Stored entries
········

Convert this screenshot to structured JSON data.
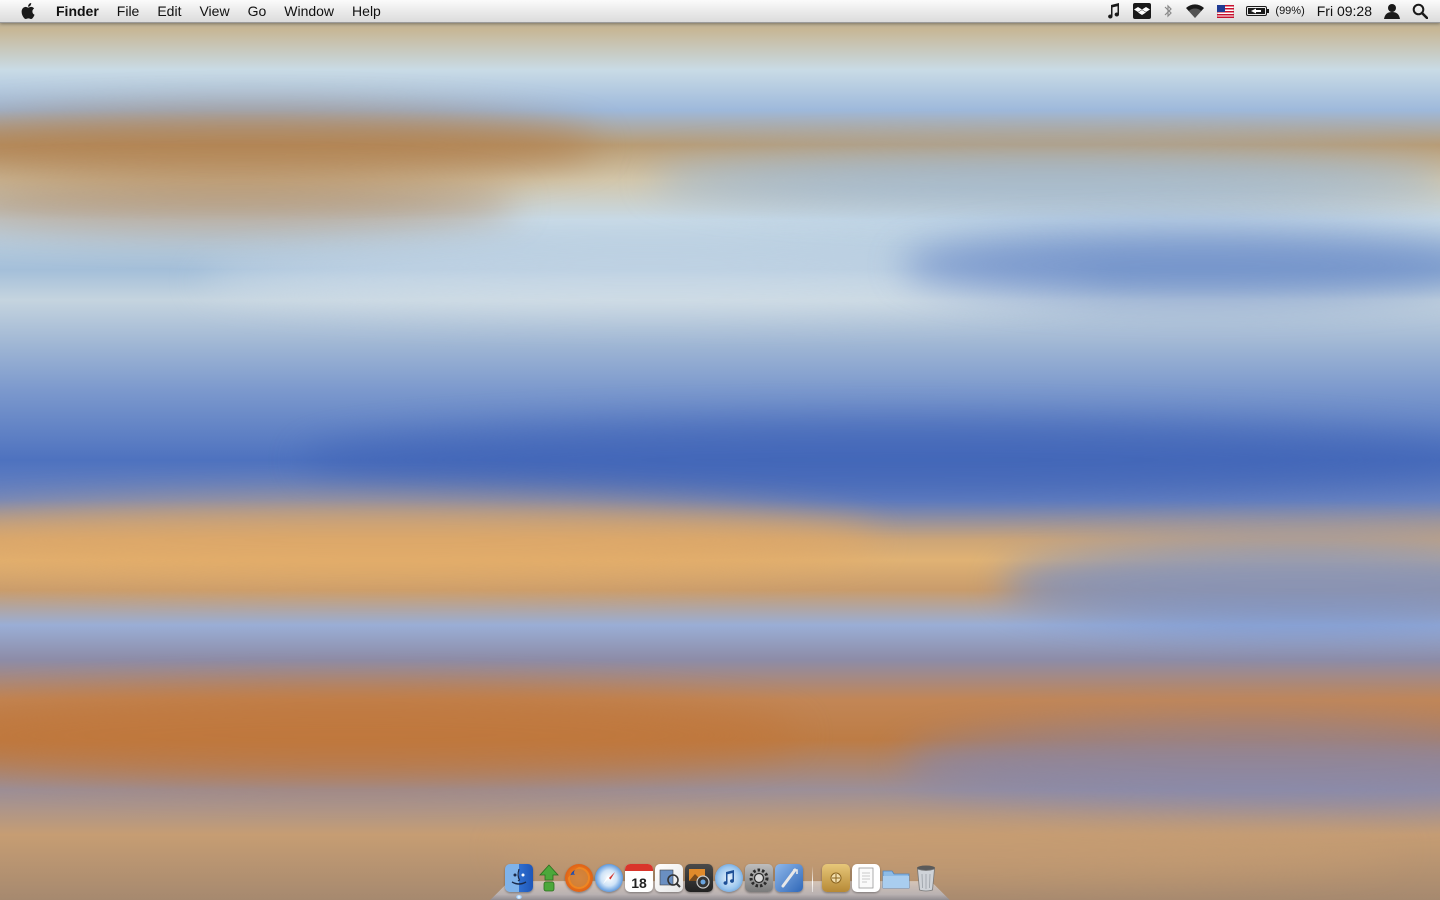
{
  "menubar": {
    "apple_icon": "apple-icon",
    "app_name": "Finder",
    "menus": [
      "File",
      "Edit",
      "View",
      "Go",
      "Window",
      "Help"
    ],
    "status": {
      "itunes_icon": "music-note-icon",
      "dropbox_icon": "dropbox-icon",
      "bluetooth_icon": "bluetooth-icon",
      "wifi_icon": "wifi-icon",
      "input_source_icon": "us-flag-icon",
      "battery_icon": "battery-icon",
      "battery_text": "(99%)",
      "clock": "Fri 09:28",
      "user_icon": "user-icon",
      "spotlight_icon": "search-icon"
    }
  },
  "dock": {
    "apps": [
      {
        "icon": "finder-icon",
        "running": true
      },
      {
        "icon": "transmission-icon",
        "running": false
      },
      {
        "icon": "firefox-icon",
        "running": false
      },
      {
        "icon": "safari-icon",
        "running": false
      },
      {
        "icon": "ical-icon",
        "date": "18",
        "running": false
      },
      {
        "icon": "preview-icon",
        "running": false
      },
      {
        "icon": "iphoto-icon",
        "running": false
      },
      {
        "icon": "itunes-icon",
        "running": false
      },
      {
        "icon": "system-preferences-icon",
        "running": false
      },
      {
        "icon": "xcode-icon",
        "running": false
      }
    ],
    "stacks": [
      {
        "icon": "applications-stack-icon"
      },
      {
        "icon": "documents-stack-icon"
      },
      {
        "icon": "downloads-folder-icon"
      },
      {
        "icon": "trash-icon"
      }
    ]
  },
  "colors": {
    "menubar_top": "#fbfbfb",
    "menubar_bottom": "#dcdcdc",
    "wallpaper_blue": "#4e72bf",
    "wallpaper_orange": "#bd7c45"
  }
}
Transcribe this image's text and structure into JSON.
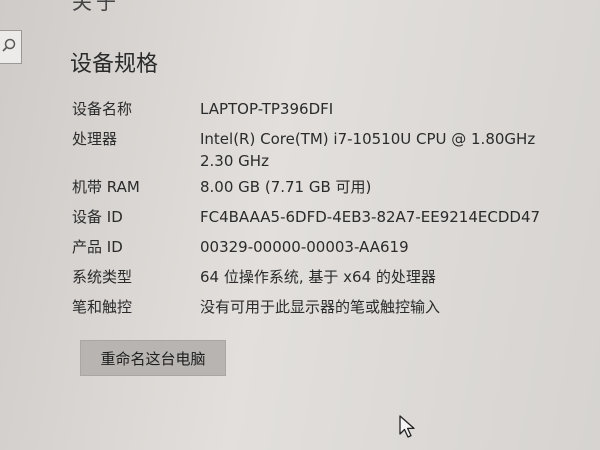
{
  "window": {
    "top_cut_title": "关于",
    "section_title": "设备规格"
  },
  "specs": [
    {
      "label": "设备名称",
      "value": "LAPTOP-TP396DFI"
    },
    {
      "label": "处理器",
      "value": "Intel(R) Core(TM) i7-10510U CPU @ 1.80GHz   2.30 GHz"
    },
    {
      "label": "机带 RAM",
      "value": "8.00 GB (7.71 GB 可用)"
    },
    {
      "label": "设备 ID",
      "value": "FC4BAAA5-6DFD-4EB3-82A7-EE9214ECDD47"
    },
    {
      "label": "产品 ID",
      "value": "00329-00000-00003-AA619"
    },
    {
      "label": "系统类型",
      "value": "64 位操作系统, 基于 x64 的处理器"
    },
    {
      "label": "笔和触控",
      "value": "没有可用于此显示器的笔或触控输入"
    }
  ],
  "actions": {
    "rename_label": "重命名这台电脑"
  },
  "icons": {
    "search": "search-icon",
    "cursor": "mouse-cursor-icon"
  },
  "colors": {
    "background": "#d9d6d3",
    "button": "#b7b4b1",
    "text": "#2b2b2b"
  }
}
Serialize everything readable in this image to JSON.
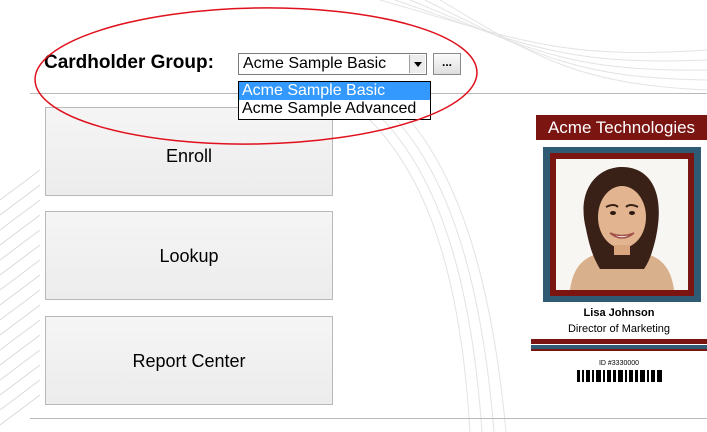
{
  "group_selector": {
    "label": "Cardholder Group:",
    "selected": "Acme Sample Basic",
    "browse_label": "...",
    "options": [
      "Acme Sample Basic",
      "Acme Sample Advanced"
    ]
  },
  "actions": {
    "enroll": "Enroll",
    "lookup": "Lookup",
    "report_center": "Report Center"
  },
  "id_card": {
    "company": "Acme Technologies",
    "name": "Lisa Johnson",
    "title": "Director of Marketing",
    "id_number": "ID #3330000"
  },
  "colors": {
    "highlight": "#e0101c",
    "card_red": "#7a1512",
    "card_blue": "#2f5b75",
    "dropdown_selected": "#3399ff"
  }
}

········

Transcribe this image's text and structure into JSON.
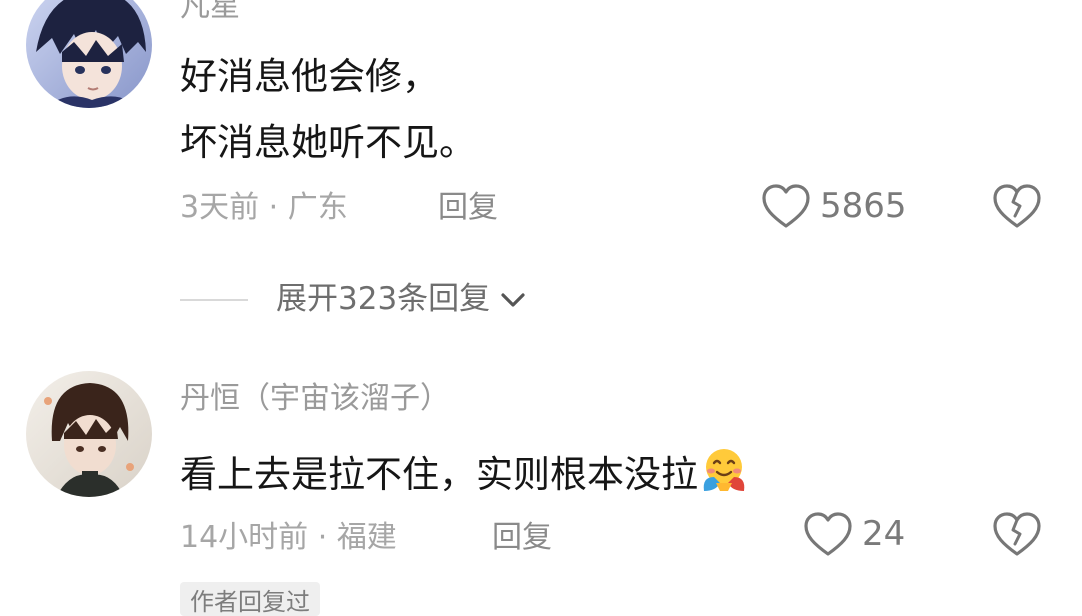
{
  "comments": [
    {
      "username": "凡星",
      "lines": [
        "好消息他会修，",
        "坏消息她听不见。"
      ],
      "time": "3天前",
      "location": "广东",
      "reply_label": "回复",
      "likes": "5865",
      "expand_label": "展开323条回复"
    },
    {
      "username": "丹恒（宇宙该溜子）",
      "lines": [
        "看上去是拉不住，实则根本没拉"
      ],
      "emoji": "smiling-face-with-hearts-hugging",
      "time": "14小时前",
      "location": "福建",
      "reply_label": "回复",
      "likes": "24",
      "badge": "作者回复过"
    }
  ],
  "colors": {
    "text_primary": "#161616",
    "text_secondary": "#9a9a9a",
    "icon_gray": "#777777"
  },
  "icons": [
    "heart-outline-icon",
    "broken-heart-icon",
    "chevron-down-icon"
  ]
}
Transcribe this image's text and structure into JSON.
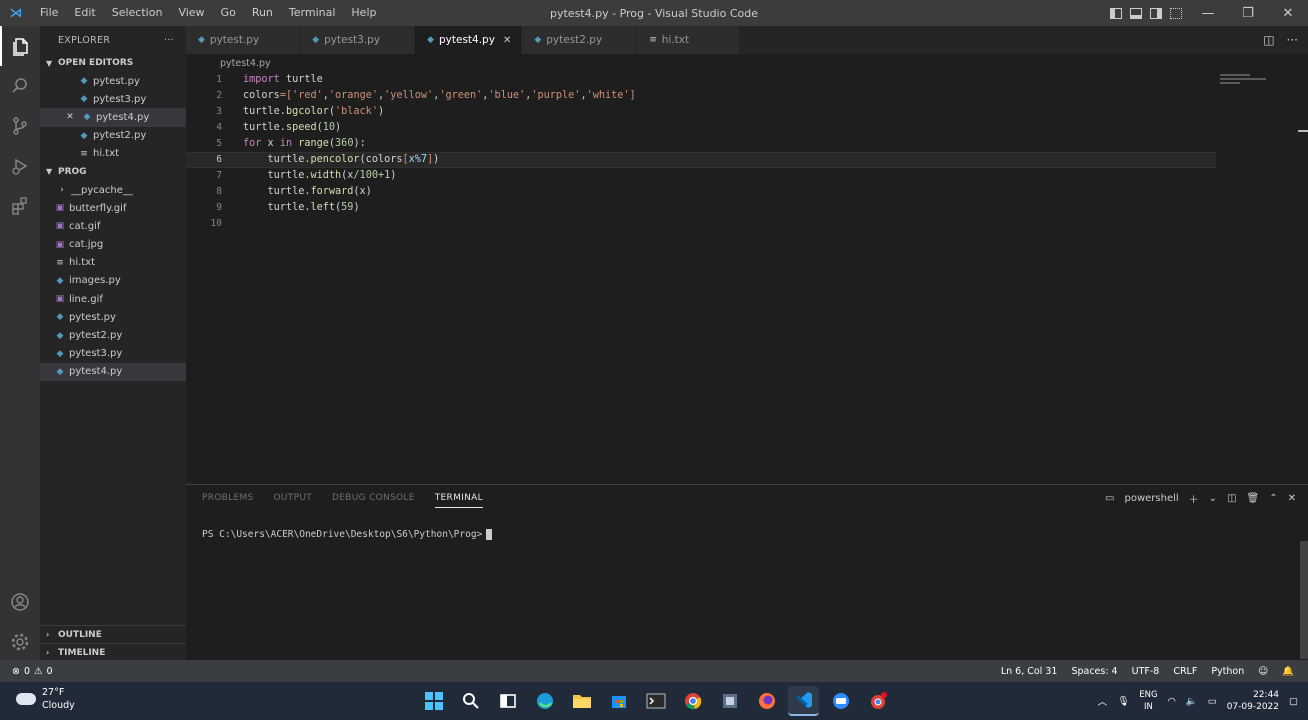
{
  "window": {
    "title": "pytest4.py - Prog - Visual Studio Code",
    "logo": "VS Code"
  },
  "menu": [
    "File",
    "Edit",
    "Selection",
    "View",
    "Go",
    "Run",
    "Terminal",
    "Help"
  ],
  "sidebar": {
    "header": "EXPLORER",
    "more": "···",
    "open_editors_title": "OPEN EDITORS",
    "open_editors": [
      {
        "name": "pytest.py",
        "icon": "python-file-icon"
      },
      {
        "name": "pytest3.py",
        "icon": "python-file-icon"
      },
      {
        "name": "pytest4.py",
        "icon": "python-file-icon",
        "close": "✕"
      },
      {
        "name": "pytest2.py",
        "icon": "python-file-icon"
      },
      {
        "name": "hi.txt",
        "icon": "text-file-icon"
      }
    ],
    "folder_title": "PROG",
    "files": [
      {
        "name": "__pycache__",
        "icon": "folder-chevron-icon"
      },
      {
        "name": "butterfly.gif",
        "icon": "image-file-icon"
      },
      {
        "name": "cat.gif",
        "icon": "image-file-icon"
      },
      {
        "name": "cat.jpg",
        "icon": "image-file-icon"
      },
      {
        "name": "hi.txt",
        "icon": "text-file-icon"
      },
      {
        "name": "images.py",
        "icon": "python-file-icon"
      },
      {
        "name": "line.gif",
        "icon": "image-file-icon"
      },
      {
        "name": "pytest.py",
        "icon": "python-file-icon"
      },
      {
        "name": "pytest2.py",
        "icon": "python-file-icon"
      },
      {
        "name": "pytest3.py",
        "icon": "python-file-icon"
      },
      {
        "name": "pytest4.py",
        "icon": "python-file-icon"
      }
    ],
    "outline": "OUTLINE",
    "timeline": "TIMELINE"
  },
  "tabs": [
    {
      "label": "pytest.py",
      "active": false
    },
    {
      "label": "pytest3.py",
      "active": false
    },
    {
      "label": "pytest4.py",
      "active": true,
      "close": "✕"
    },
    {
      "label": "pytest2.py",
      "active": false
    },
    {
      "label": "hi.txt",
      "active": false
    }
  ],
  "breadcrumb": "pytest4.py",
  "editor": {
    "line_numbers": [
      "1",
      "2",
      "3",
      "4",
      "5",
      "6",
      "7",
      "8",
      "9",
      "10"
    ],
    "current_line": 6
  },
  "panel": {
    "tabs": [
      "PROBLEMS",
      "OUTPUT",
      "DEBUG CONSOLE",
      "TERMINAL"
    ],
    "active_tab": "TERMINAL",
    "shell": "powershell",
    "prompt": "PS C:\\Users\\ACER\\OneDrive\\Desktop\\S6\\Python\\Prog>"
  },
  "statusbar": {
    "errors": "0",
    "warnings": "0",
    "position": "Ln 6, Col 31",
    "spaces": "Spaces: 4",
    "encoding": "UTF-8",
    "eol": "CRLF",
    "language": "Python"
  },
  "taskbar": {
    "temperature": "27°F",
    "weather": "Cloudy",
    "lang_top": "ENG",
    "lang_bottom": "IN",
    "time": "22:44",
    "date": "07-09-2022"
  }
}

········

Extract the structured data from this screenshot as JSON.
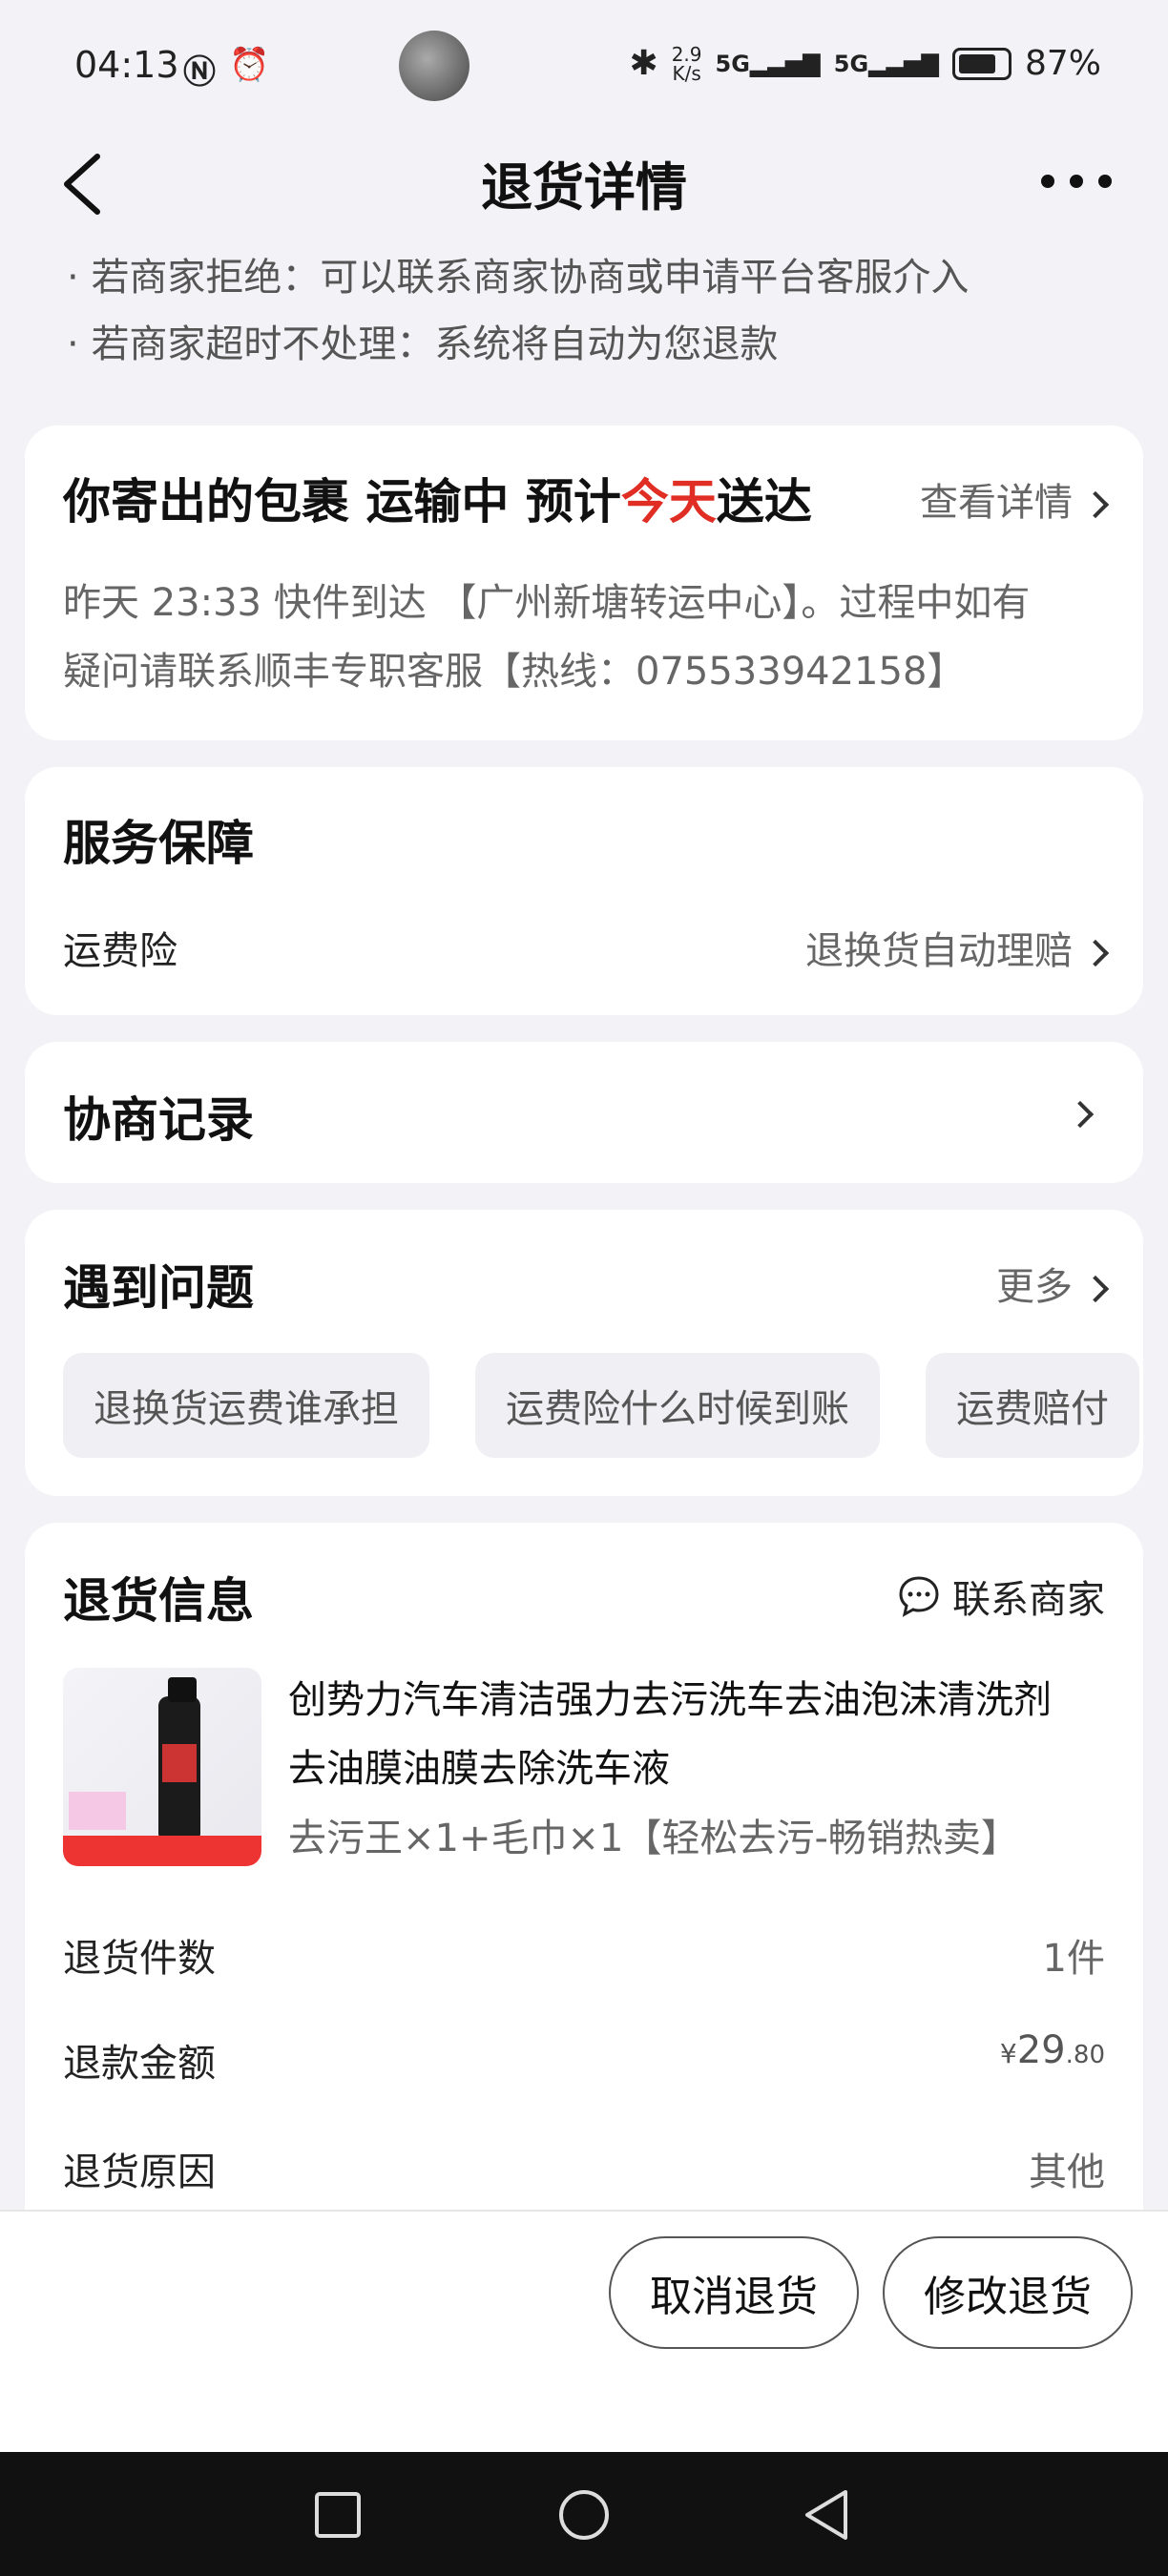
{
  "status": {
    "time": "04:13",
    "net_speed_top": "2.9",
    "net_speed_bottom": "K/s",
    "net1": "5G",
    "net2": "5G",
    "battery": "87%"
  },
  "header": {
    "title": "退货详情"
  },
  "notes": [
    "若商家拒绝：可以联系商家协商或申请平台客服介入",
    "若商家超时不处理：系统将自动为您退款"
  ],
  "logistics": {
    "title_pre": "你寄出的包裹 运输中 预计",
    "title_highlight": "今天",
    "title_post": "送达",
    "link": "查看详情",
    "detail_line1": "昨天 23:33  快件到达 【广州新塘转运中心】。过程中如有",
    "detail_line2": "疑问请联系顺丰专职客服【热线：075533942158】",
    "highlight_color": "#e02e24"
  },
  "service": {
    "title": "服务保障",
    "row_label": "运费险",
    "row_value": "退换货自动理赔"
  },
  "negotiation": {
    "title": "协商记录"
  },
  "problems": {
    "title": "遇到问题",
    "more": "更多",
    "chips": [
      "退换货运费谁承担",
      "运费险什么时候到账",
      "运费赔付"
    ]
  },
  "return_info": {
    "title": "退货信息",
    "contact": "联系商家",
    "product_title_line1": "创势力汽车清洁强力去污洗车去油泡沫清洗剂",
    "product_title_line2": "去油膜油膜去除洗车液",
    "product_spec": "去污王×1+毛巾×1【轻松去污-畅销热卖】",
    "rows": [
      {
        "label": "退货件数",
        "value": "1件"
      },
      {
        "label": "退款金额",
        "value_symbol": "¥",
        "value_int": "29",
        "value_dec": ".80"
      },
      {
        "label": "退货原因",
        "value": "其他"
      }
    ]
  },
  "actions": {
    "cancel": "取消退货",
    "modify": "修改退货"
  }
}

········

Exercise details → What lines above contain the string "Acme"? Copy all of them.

Task response →
    "selected": "Acme Sample Basic",
      "Acme Sample Basic",
      "Acme Sample Advanced"
    "company": "Acme Technologies",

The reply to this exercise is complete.